The phantom banker
Namibian authorities have called in the help of South African authorities to trace people who are suspected of having conned state companies out of at least R130-Â million of public funds under the guise of being investment managers.
The country’s Prosecutor General, Olivia Martha Imalwa, told a Namibian newspaper recently that she had mooted to South Africa’s Director of Public Prosecutions, Vusi Pikoli, that his department would be approached for assistance.
Recently, another Namibian newspaper reported that the Namibia Financial Institutions Supervisory Authority (Namfisa) has asked the Scorpions, South Africa’s crack investigation squad, for assistance in its search for the Namibian money. The Scorpions are waiting for a formal approach and an exchange of information before they go after the ring of so-called asset managers.
The appeal to the South Africans stems from cases in which two state-owned corporations transferred money (R30-million and R100-million in separate deals) to South African financial companies into what they had believed to be fixed and secured interest-bearing investments.
The Social Security Commission, a welfare organisation that derives its income from taxing workers to pay for maternity, sick, retirement and death benefits, gave R30-million to a Namibian company in January, which, in turn, passed R20-million on to a South African company to manage for four months.
Despite several promises, the Allan Rosenberg Investment Bank (ARIB), which received the money, has failed to return the funds.
Johannesburg-based Allan Rosenberg, who has been described in the Namibian courts as untrustworthy, reportedly owns ARIB. On Tuesday, the lawyers for the Social Security Commission announced in the Namibian High Court that Rosenberg’s Standard Bank account in South Africa had been frozen and that it has approached the Scorpions to trace Rosenberg. The Mail & Guardian could not trace ARIB on the list of registered South African companies. A posting on the Internet in 2003 warning of financial cons said about Allan Rosenberg Investment Bank that: “in reality he is a phantom”. Another posting says Rosenberg is the president of ARIB. Namibian authorities have no proof that ARIB even exists anywhere.
The high court heard this week that financial guarantees that Rosenberg gave through his Namibian link, Lazarus Kandara of Avid Investment, “are not worth the paper they are written on”.

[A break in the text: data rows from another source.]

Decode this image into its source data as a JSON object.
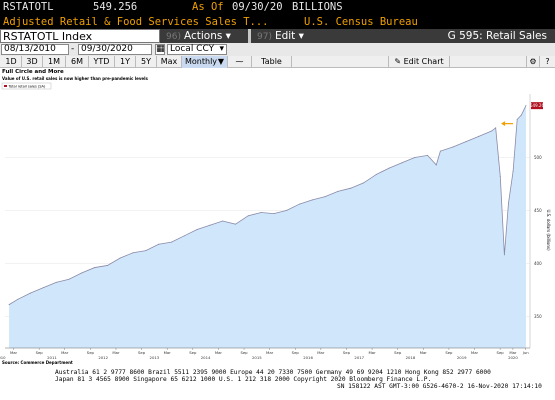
{
  "header": {
    "ticker": "RSTATOTL",
    "value": "549.256",
    "as_of_label": "As Of",
    "as_of_date": "09/30/20",
    "units": "BILLIONS",
    "description": "Adjusted Retail & Food Services Sales T...",
    "source": "U.S. Census Bureau"
  },
  "toolbar": {
    "security": "RSTATOTL Index",
    "actions_num": "96)",
    "actions_label": "Actions",
    "edit_num": "97)",
    "edit_label": "Edit",
    "page_title": "G 595: Retail Sales"
  },
  "dates": {
    "start": "08/13/2010",
    "end": "09/30/2020",
    "currency": "Local CCY"
  },
  "ranges": [
    "1D",
    "3D",
    "1M",
    "6M",
    "YTD",
    "1Y",
    "5Y",
    "Max"
  ],
  "frequency": "Monthly",
  "table_label": "Table",
  "edit_chart_label": "Edit Chart",
  "colors": {
    "accent": "#f0a000",
    "area": "#cfe6fb",
    "line": "#8a8aa8",
    "last_tag": "#b01020"
  },
  "chart_data": {
    "type": "area",
    "title": "Full Circle and More",
    "subtitle": "Value of U.S. retail sales is now higher than pre-pandemic levels",
    "legend": "Total retail sales (SA)",
    "ylabel": "U.S. dollars (billions)",
    "source": "Source: Commerce Department",
    "last_value_tag": "549.26",
    "ylim": [
      320,
      560
    ],
    "y_ticks": [
      350,
      400,
      450,
      500
    ],
    "year_labels": [
      "2010",
      "2011",
      "2012",
      "2013",
      "2014",
      "2015",
      "2016",
      "2017",
      "2018",
      "2019",
      "2020"
    ],
    "month_ticks": [
      "Mar",
      "Sep",
      "Mar",
      "Sep",
      "Mar",
      "Sep",
      "Mar",
      "Sep",
      "Mar",
      "Sep",
      "Mar",
      "Sep",
      "Mar",
      "Sep",
      "Mar",
      "Sep",
      "Mar",
      "Sep",
      "Mar",
      "Sep",
      "Mar",
      "Jun",
      "Sep"
    ],
    "x": [
      2010.58,
      2010.75,
      2011.0,
      2011.25,
      2011.5,
      2011.75,
      2012.0,
      2012.25,
      2012.5,
      2012.75,
      2013.0,
      2013.25,
      2013.5,
      2013.75,
      2014.0,
      2014.25,
      2014.5,
      2014.75,
      2015.0,
      2015.25,
      2015.5,
      2015.75,
      2016.0,
      2016.25,
      2016.5,
      2016.75,
      2017.0,
      2017.25,
      2017.5,
      2017.75,
      2018.0,
      2018.25,
      2018.5,
      2018.75,
      2018.92,
      2019.0,
      2019.25,
      2019.5,
      2019.75,
      2020.0,
      2020.08,
      2020.17,
      2020.25,
      2020.33,
      2020.42,
      2020.5,
      2020.58,
      2020.67
    ],
    "values": [
      361,
      366,
      372,
      377,
      382,
      385,
      391,
      396,
      398,
      405,
      410,
      412,
      418,
      420,
      426,
      432,
      436,
      440,
      437,
      445,
      448,
      447,
      450,
      456,
      460,
      463,
      468,
      471,
      476,
      484,
      490,
      495,
      500,
      502,
      493,
      506,
      510,
      515,
      520,
      525,
      528,
      482,
      408,
      457,
      487,
      536,
      540,
      549
    ]
  },
  "footer": {
    "line1": "Australia 61 2 9777 8600  Brazil 5511 2395 9000  Europe 44 20 7330 7500  Germany 49 69 9204 1210  Hong Kong 852 2977 6000",
    "line2": "Japan 81 3 4565 8900        Singapore 65 6212 1000        U.S. 1 212 318 2000        Copyright 2020 Bloomberg Finance L.P.",
    "line3": "SN 158122 AST  GMT-3:00 G526-4670-2 16-Nov-2020 17:14:10"
  }
}
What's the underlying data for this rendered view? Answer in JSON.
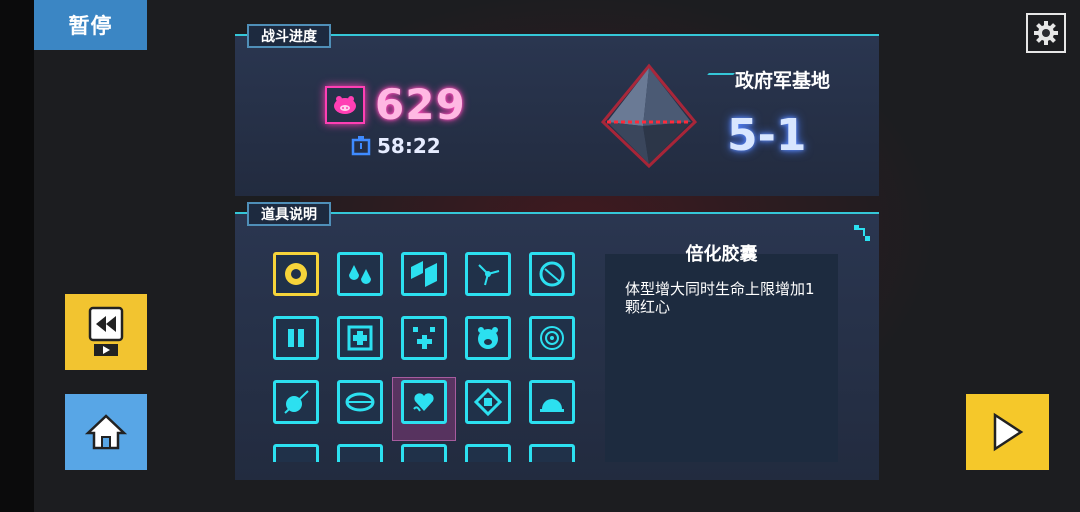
{
  "pause": {
    "label": "暂停"
  },
  "progress_panel": {
    "tab_label": "战斗进度",
    "score": "629",
    "time": "58:22",
    "stage_name": "政府军基地",
    "stage_level": "5-1"
  },
  "items_panel": {
    "tab_label": "道具说明",
    "selected_item": {
      "title": "倍化胶囊",
      "description": "体型增大同时生命上限增加1颗红心"
    }
  },
  "colors": {
    "accent_cyan": "#2ce0f0",
    "score_pink": "#ff3fb4",
    "panel_bg": "#222b3f",
    "yellow": "#f5c82a",
    "blue": "#58a6e6"
  },
  "icons": {
    "settings": "gear-icon",
    "replay": "video-rewind-icon",
    "home": "home-icon",
    "play": "play-icon",
    "score": "pig-target-icon",
    "time": "stopwatch-icon"
  }
}
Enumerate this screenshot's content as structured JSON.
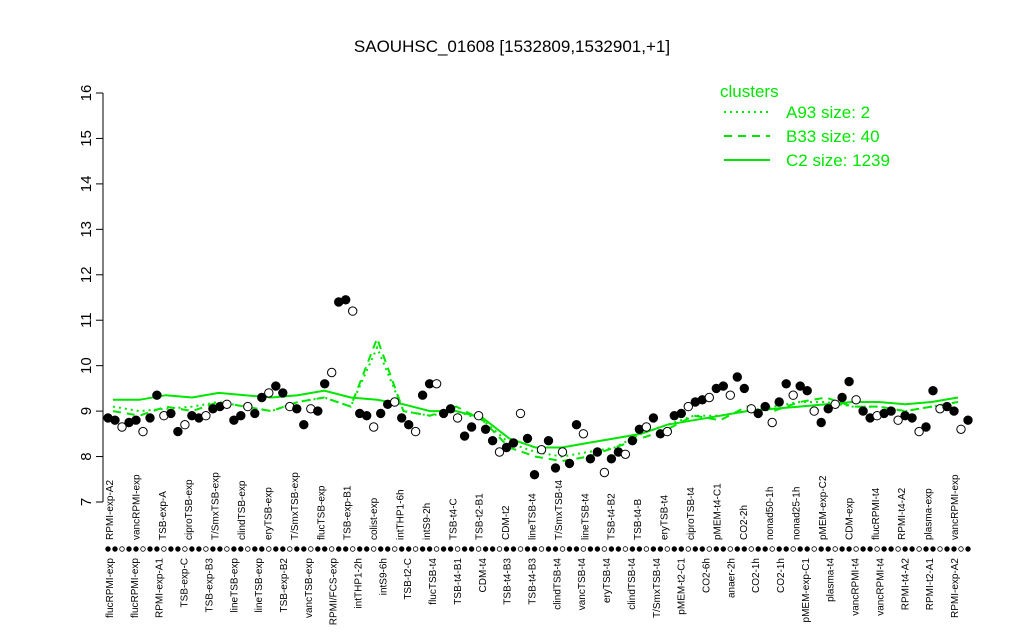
{
  "chart_data": {
    "type": "line",
    "title": "SAOUHSC_01608 [1532809,1532901,+1]",
    "xlabel": "",
    "ylabel": "",
    "ylim": [
      7,
      16
    ],
    "yticks": [
      7,
      8,
      9,
      10,
      11,
      12,
      13,
      14,
      15,
      16
    ],
    "x_labels_top": [
      "RPMI-exp-A2",
      "vancRPMI-exp",
      "TSB-exp-A",
      "ciproTSB-exp",
      "T/SmxTSB-exp",
      "clindTSB-exp",
      "eryTSB-exp",
      "T/SmxTSB-exp",
      "flucTSB-exp",
      "TSB-exp-B1",
      "colist-exp",
      "intTHP1-6h",
      "intS9-2h",
      "TSB-t4-C",
      "TSB-t2-B1",
      "CDM-t2",
      "lineTSB-t4",
      "T/SmxTSB-t4",
      "lineTSB-t4",
      "TSB-t4-B2",
      "TSB-t4-B",
      "eryTSB-t4",
      "ciproTSB-t4",
      "pMEM-t4-C1",
      "CO2-2h",
      "nonad50-1h",
      "nonad25-1h",
      "pMEM-exp-C2",
      "CDM-exp",
      "flucRPMI-t4",
      "RPMI-t4-A2",
      "plasma-exp",
      "vancRPMI-exp"
    ],
    "x_labels_bottom": [
      "flucRPMI-exp",
      "flucRPMI-exp",
      "RPMI-exp-A1",
      "TSB-exp-C",
      "TSB-exp-B3",
      "lineTSB-exp",
      "lineTSB-exp",
      "TSB-exp-B2",
      "vancTSB-exp",
      "RPMI/FCS-exp",
      "intTHP1-2h",
      "intS9-6h",
      "TSB-t2-C",
      "flucTSB-t4",
      "TSB-t4-B1",
      "CDM-t4",
      "TSB-t4-B3",
      "TSB-t4-B3",
      "clindTSB-t4",
      "vancTSB-t4",
      "eryTSB-t4",
      "clindTSB-t4",
      "T/SmxTSB-t4",
      "pMEM-t2-C1",
      "CO2-6h",
      "anaer-2h",
      "CO2-1h",
      "CO2-1h",
      "pMEM-exp-C1",
      "plasma-t4",
      "vancRPMI-t4",
      "vancRPMI-t4",
      "RPMI-t4-A2",
      "RPMI-t2-A1",
      "RPMI-exp-A2"
    ],
    "legend": {
      "title": "clusters",
      "position": "top-right",
      "entries": [
        {
          "label": "A93 size: 2",
          "style": "dotted"
        },
        {
          "label": "B33 size: 40",
          "style": "dashed"
        },
        {
          "label": "C2 size: 1239",
          "style": "solid"
        }
      ]
    },
    "colors": {
      "cluster": "#00e600",
      "points": "#000000"
    },
    "points": [
      [
        1,
        8.85
      ],
      [
        2,
        8.8
      ],
      [
        3,
        8.65
      ],
      [
        4,
        8.75
      ],
      [
        5,
        8.8
      ],
      [
        6,
        8.55
      ],
      [
        7,
        8.85
      ],
      [
        8,
        9.35
      ],
      [
        9,
        8.9
      ],
      [
        10,
        8.95
      ],
      [
        11,
        8.55
      ],
      [
        12,
        8.7
      ],
      [
        13,
        8.9
      ],
      [
        14,
        8.85
      ],
      [
        15,
        8.9
      ],
      [
        16,
        9.05
      ],
      [
        17,
        9.1
      ],
      [
        18,
        9.15
      ],
      [
        19,
        8.8
      ],
      [
        20,
        8.9
      ],
      [
        21,
        9.1
      ],
      [
        22,
        8.95
      ],
      [
        23,
        9.3
      ],
      [
        24,
        9.4
      ],
      [
        25,
        9.55
      ],
      [
        26,
        9.4
      ],
      [
        27,
        9.1
      ],
      [
        28,
        9.05
      ],
      [
        29,
        8.7
      ],
      [
        30,
        9.05
      ],
      [
        31,
        9.0
      ],
      [
        32,
        9.6
      ],
      [
        33,
        9.85
      ],
      [
        34,
        11.4
      ],
      [
        35,
        11.45
      ],
      [
        36,
        11.2
      ],
      [
        37,
        8.95
      ],
      [
        38,
        8.9
      ],
      [
        39,
        8.65
      ],
      [
        40,
        8.95
      ],
      [
        41,
        9.15
      ],
      [
        42,
        9.2
      ],
      [
        43,
        8.85
      ],
      [
        44,
        8.7
      ],
      [
        45,
        8.55
      ],
      [
        46,
        9.35
      ],
      [
        47,
        9.6
      ],
      [
        48,
        9.6
      ],
      [
        49,
        8.95
      ],
      [
        50,
        9.05
      ],
      [
        51,
        8.85
      ],
      [
        52,
        8.45
      ],
      [
        53,
        8.65
      ],
      [
        54,
        8.9
      ],
      [
        55,
        8.6
      ],
      [
        56,
        8.35
      ],
      [
        57,
        8.1
      ],
      [
        58,
        8.2
      ],
      [
        59,
        8.3
      ],
      [
        60,
        8.95
      ],
      [
        61,
        8.4
      ],
      [
        62,
        7.6
      ],
      [
        63,
        8.15
      ],
      [
        64,
        8.35
      ],
      [
        65,
        7.75
      ],
      [
        66,
        8.1
      ],
      [
        67,
        7.85
      ],
      [
        68,
        8.7
      ],
      [
        69,
        8.5
      ],
      [
        70,
        7.95
      ],
      [
        71,
        8.1
      ],
      [
        72,
        7.65
      ],
      [
        73,
        7.95
      ],
      [
        74,
        8.1
      ],
      [
        75,
        8.05
      ],
      [
        76,
        8.35
      ],
      [
        77,
        8.6
      ],
      [
        78,
        8.65
      ],
      [
        79,
        8.85
      ],
      [
        80,
        8.5
      ],
      [
        81,
        8.55
      ],
      [
        82,
        8.9
      ],
      [
        83,
        8.95
      ],
      [
        84,
        9.1
      ],
      [
        85,
        9.2
      ],
      [
        86,
        9.25
      ],
      [
        87,
        9.3
      ],
      [
        88,
        9.5
      ],
      [
        89,
        9.55
      ],
      [
        90,
        9.35
      ],
      [
        91,
        9.75
      ],
      [
        92,
        9.5
      ],
      [
        93,
        9.05
      ],
      [
        94,
        8.95
      ],
      [
        95,
        9.1
      ],
      [
        96,
        8.75
      ],
      [
        97,
        9.2
      ],
      [
        98,
        9.6
      ],
      [
        99,
        9.35
      ],
      [
        100,
        9.55
      ],
      [
        101,
        9.45
      ],
      [
        102,
        9.0
      ],
      [
        103,
        8.75
      ],
      [
        104,
        9.05
      ],
      [
        105,
        9.15
      ],
      [
        106,
        9.3
      ],
      [
        107,
        9.65
      ],
      [
        108,
        9.25
      ],
      [
        109,
        9.0
      ],
      [
        110,
        8.85
      ],
      [
        111,
        8.9
      ],
      [
        112,
        8.95
      ],
      [
        113,
        9.0
      ],
      [
        114,
        8.8
      ],
      [
        115,
        8.9
      ],
      [
        116,
        8.85
      ],
      [
        117,
        8.55
      ],
      [
        118,
        8.65
      ],
      [
        119,
        9.45
      ],
      [
        120,
        9.05
      ],
      [
        121,
        9.1
      ],
      [
        122,
        9.0
      ],
      [
        123,
        8.6
      ],
      [
        124,
        8.8
      ]
    ],
    "series": [
      {
        "name": "A93 size: 2",
        "style": "dotted",
        "values": [
          9.1,
          9.0,
          9.05,
          9.1,
          9.2,
          9.1,
          9.0,
          9.2,
          9.3,
          9.1,
          10.4,
          9.0,
          8.9,
          9.0,
          8.8,
          8.3,
          8.1,
          8.0,
          8.1,
          8.2,
          8.5,
          8.7,
          8.9,
          8.9,
          9.0,
          9.1,
          9.2,
          9.2,
          9.1,
          9.1,
          9.0,
          9.1,
          9.2
        ]
      },
      {
        "name": "B33 size: 40",
        "style": "dashed",
        "values": [
          9.0,
          8.9,
          9.1,
          9.0,
          9.2,
          9.1,
          9.0,
          9.2,
          9.3,
          9.1,
          10.6,
          9.0,
          8.9,
          9.1,
          8.8,
          8.2,
          8.0,
          7.9,
          8.0,
          8.2,
          8.4,
          8.6,
          8.9,
          8.8,
          9.1,
          9.0,
          9.2,
          9.3,
          9.1,
          9.1,
          9.0,
          9.1,
          9.2
        ]
      },
      {
        "name": "C2 size: 1239",
        "style": "solid",
        "values": [
          9.25,
          9.25,
          9.35,
          9.3,
          9.4,
          9.35,
          9.3,
          9.35,
          9.45,
          9.3,
          9.25,
          9.15,
          9.0,
          9.0,
          8.85,
          8.4,
          8.2,
          8.2,
          8.3,
          8.4,
          8.5,
          8.7,
          8.8,
          8.9,
          9.0,
          9.05,
          9.1,
          9.15,
          9.2,
          9.2,
          9.15,
          9.2,
          9.3
        ]
      }
    ]
  }
}
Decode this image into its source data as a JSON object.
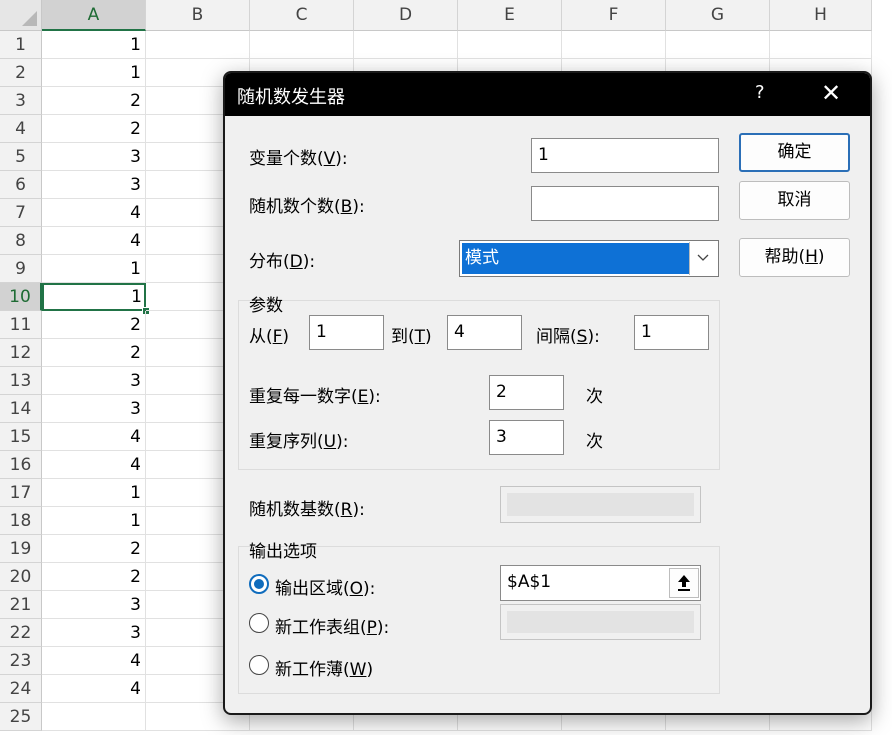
{
  "spreadsheet": {
    "columns": [
      "A",
      "B",
      "C",
      "D",
      "E",
      "F",
      "G",
      "H"
    ],
    "rows": [
      "1",
      "2",
      "3",
      "4",
      "5",
      "6",
      "7",
      "8",
      "9",
      "10",
      "11",
      "12",
      "13",
      "14",
      "15",
      "16",
      "17",
      "18",
      "19",
      "20",
      "21",
      "22",
      "23",
      "24",
      "25"
    ],
    "column_a_values": [
      "1",
      "1",
      "2",
      "2",
      "3",
      "3",
      "4",
      "4",
      "1",
      "1",
      "2",
      "2",
      "3",
      "3",
      "4",
      "4",
      "1",
      "1",
      "2",
      "2",
      "3",
      "3",
      "4",
      "4",
      ""
    ],
    "active_cell": "A10"
  },
  "dialog": {
    "title": "随机数发生器",
    "help_glyph": "?",
    "close_glyph": "✕",
    "num_variables": {
      "label": "变量个数(",
      "key": "V",
      "suffix": "):",
      "value": "1"
    },
    "num_random": {
      "label": "随机数个数(",
      "key": "B",
      "suffix": "):",
      "value": ""
    },
    "distribution": {
      "label": "分布(",
      "key": "D",
      "suffix": "):",
      "selected": "模式"
    },
    "parameters": {
      "group_label": "参数",
      "from": {
        "label": "从(",
        "key": "F",
        "suffix": ")",
        "value": "1"
      },
      "to": {
        "label": "到(",
        "key": "T",
        "suffix": ")",
        "value": "4"
      },
      "step": {
        "label": "间隔(",
        "key": "S",
        "suffix": "):",
        "value": "1"
      },
      "repeat_each": {
        "label": "重复每一数字(",
        "key": "E",
        "suffix": "):",
        "value": "2",
        "unit": "次"
      },
      "repeat_seq": {
        "label": "重复序列(",
        "key": "U",
        "suffix": "):",
        "value": "3",
        "unit": "次"
      }
    },
    "random_seed": {
      "label": "随机数基数(",
      "key": "R",
      "suffix": "):",
      "value": ""
    },
    "output": {
      "group_label": "输出选项",
      "output_range": {
        "label": "输出区域(",
        "key": "O",
        "suffix": "):",
        "value": "$A$1",
        "checked": true
      },
      "new_sheet": {
        "label": "新工作表组(",
        "key": "P",
        "suffix": "):",
        "value": "",
        "checked": false
      },
      "new_workbook": {
        "label": "新工作薄(",
        "key": "W",
        "suffix": ")",
        "checked": false
      }
    },
    "buttons": {
      "ok": "确定",
      "cancel": "取消",
      "help_label": "帮助(",
      "help_key": "H",
      "help_suffix": ")"
    }
  },
  "colors": {
    "accent": "#217346",
    "selection": "#0e71d6",
    "radio": "#0f6cbd"
  }
}
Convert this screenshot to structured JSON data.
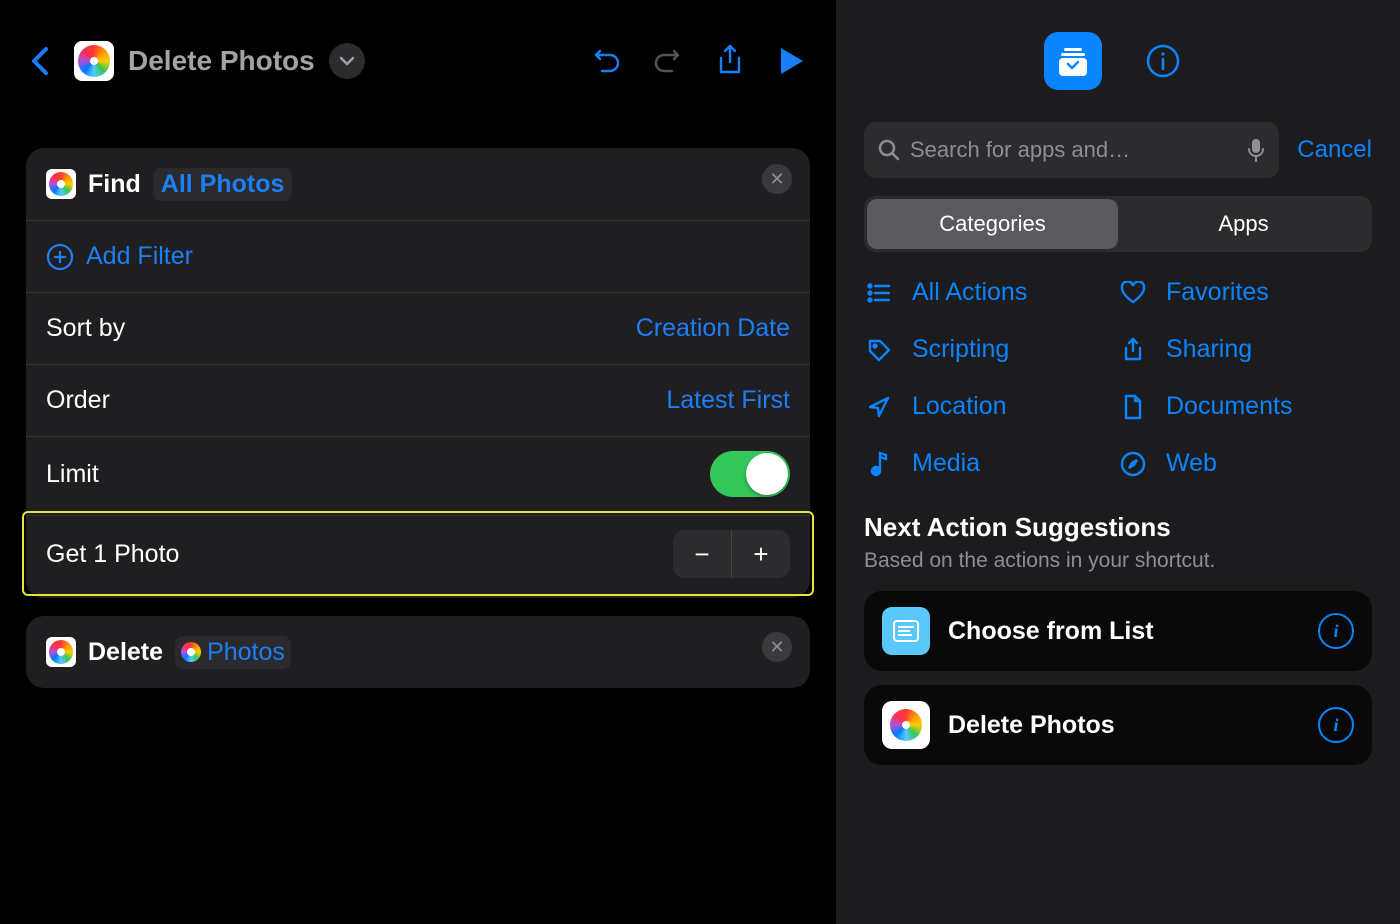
{
  "header": {
    "title": "Delete Photos"
  },
  "find_action": {
    "verb": "Find",
    "param": "All Photos",
    "add_filter": "Add Filter",
    "sort_by_label": "Sort by",
    "sort_by_value": "Creation Date",
    "order_label": "Order",
    "order_value": "Latest First",
    "limit_label": "Limit",
    "limit_on": true,
    "get_label": "Get 1 Photo"
  },
  "delete_action": {
    "verb": "Delete",
    "param": "Photos"
  },
  "search": {
    "placeholder": "Search for apps and…",
    "cancel": "Cancel"
  },
  "segment": {
    "categories": "Categories",
    "apps": "Apps"
  },
  "categories": {
    "all_actions": "All Actions",
    "favorites": "Favorites",
    "scripting": "Scripting",
    "sharing": "Sharing",
    "location": "Location",
    "documents": "Documents",
    "media": "Media",
    "web": "Web"
  },
  "suggestions": {
    "title": "Next Action Suggestions",
    "subtitle": "Based on the actions in your shortcut.",
    "items": [
      {
        "label": "Choose from List"
      },
      {
        "label": "Delete Photos"
      }
    ]
  }
}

The South African police have also been asked to arrest Kandara, a shady Namibian businessperson who transferred the social security money to Rosenberg. Kandara has been taunting the Namibian authorities, saying he is in South Africa and that he will return at the end of the month with the R20-million social security funds. Kandara runs Avid Investment, of which Deputy Minister in the Namibian Cabinet, Paulus Kapia, is a member. The company used its connections with the ruling party, Swapo, to pressure the Social Security Commission into entrusting it with the R30-million investments and even claimed that former Namibian president Sam Nujoma approved of the company and had shares in it. Swapo has dismissed the link to Nujoma, and it appears that the Avid owners had name-dropped to secure business.
The appeal to the Scorpions will include the R100-million failed investment given to another joint South Africa and Botswana outfit, Great Triangle Investments, by Offshore Development Company (ODC).
The ODC is located in the Namibian Ministry of Trade and Industry that was set up to promote free-trade zones. It transferred the money in several tranches between August 2003 and January 2004 into what the ODC has described as a secure interest bearing “financial instrument”. Not a cent has been repaid on the investments that were to mature by the middle of last year.
Great Triangle Investments does not exist in South Africa and its company secretaries in Botswana say the key director in that country died two years ago. The chairperson of the company, a South African director who calls himself Professor Philip Fourie, does not answer his cellphone and the company’s East London office telephone numbers are out of order.
The two investments appear to be part of a broader scam in which gullible executives of state-owned companies in Namibia were duped. It is increasingly becoming clear that the scam is run by an international network of financial conmen. Several Namibians, including Kapia, have been accused of receiving kickbacks from funds that should have been invested in fixed deposits accounts.